August 26 waiting around Missoula for Rocky Mountain Diesel to take a good look at the bus in preparation for the Big Drive East to New Hampshire, where I have a wedding Sept. 25th. But there's a festival here this
weekend starring Robert Earl Keene, one of my favorites, so I will stick around until Sunday.

August 27.
Brett goodell hosted a gathering that I attended with Isabelle and Emile Legendre. Brett lives in a house with some other rugby players -- big, friendly guys who know how to party
Like some of us did in our animal house days of yore. The usual sorts of excesses took place with much singing, laughing, and yelling. Isabelle and I left early, around mIdnight, but not so early that we did not have some regrets the next day.

August 28

MIssoula has a great open market on Saturday. So IsabelleI and i bought some vegetables and buffalo meat for my trip east. But the big event was the River Roots festival which featured Robert Earl Keene. He didn't disappoint, playing lots of new songs with his really good Austin band. He's quit drinking and looks better than he has in 20 years; but he still finished off with a few of his big hits from his salad days. The audience all chimed in when, in "gringo honeymoon," he sings of an American refugee in Mexico who abandoned his wife and family and lives in a "little one-room shack" who, when asked of his plans, answers, "I ain't never going back." the other line that the crowd loved is "the road goes on forever and the party never ends.". The song actually is about a couple who get involved in a drug deal.

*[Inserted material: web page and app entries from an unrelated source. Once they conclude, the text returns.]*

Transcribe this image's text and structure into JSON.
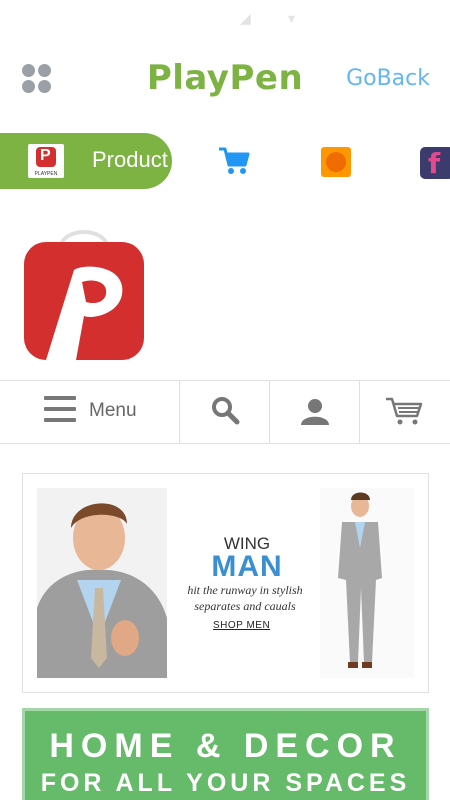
{
  "header": {
    "title": "PlayPen",
    "go_back": "GoBack",
    "title_color": "#7cb342",
    "link_color": "#64b5f6"
  },
  "tabs": {
    "active_label": "Product",
    "logo_caption": "PLAYPEN",
    "items": [
      {
        "icon": "cart-icon"
      },
      {
        "icon": "orange-app-icon"
      },
      {
        "icon": "facebook-icon",
        "glyph": "f"
      }
    ]
  },
  "nav": {
    "menu_label": "Menu",
    "icons": [
      "hamburger-icon",
      "search-icon",
      "user-icon",
      "cart-icon"
    ]
  },
  "banner_wingman": {
    "line1": "WING",
    "line2": "MAN",
    "tagline_line1": "hit the runway in stylish",
    "tagline_line2": "separates and cauals",
    "cta": "SHOP MEN"
  },
  "banner_home": {
    "line1": "HOME & DECOR",
    "line2": "FOR ALL YOUR SPACES",
    "color": "#66bb6a"
  }
}
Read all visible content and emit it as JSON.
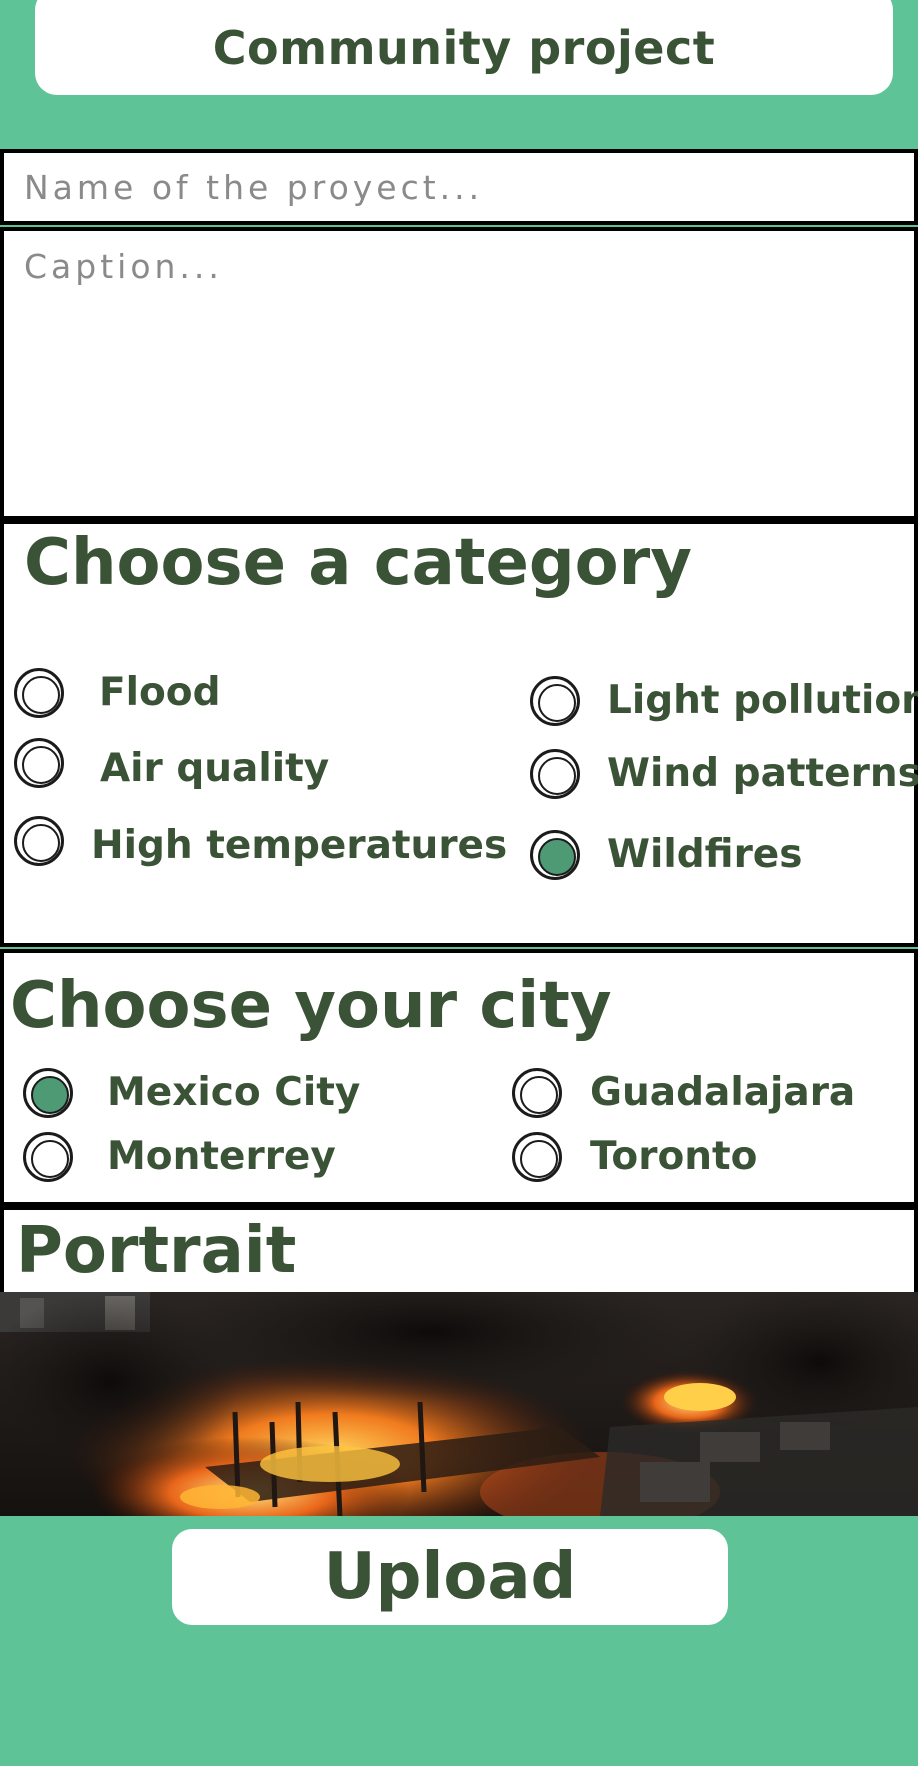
{
  "header": {
    "title": "Community project"
  },
  "form": {
    "name_placeholder": "Name of the proyect...",
    "caption_placeholder": "Caption..."
  },
  "category": {
    "title": "Choose a category",
    "options": [
      {
        "label": "Flood",
        "checked": false
      },
      {
        "label": "Air quality",
        "checked": false
      },
      {
        "label": "High temperatures",
        "checked": false
      },
      {
        "label": "Light pollution",
        "checked": false
      },
      {
        "label": "Wind patterns",
        "checked": false
      },
      {
        "label": "Wildfires",
        "checked": true
      }
    ]
  },
  "city": {
    "title": "Choose your city",
    "options": [
      {
        "label": "Mexico City",
        "checked": true
      },
      {
        "label": "Monterrey",
        "checked": false
      },
      {
        "label": "Guadalajara",
        "checked": false
      },
      {
        "label": "Toronto",
        "checked": false
      }
    ]
  },
  "portrait": {
    "title": "Portrait"
  },
  "upload": {
    "label": "Upload"
  },
  "colors": {
    "background": "#5fc398",
    "text": "#3a5235",
    "selected": "#4e9a74"
  }
}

The guy gord to the gas chamber because he took the fall for the girl who shot a policeman but she ends up with all the money. So the moral of the song is more than a bit ambiguous but the guys didn't care.

August 29
the bus is in the best shape that I've ever seen it, thanks to the guys from Rocky Mountain Diesel. It charges up hills (well, a lot of them, anyway) and travels about 10 mph faster than previously. So I will try to make 1800 miles from Missoula to Ann Arbor by the fifth of september (which i previously deemed impossible) in order to meet the Pyenson family who will reunite there on Labor Day weekend. Left Missoula and Isabelle who has her first day of classes on Monday.
Drove on interstate 90 down to Columbus, Montana. Camped at a city park there by the Yellowstone River. A big storm came in that night and I was glad to sleep blissfully and securely on the bus.

August 30
Continued on 90 (which goes all the way to the Atlantic). Drove through Billings in a downpower until Sheridan, Wyoming, where the weather began to clear off. This region, the Bighorn Mountain Range of course was made famous by General Custer's defeat but also by CJ Box's crime novels starring game warden Joe Pickett. Beautiful, lonely country still filled with Crow Indians (who have a huge reservation here) Prarie dogs, antelope, and bison -- all of which I saw today.
Finally stopped and camped at Devil's Tower, Wyoming, made famous by ET. Since leaving Missoula I've eaten nothing but buffalo meat -- buffalo sausage for breakfast and buffalo steak for dinner. On the Pacific coast I always ate Salmon. I used to like it but after a while I came to detest it. P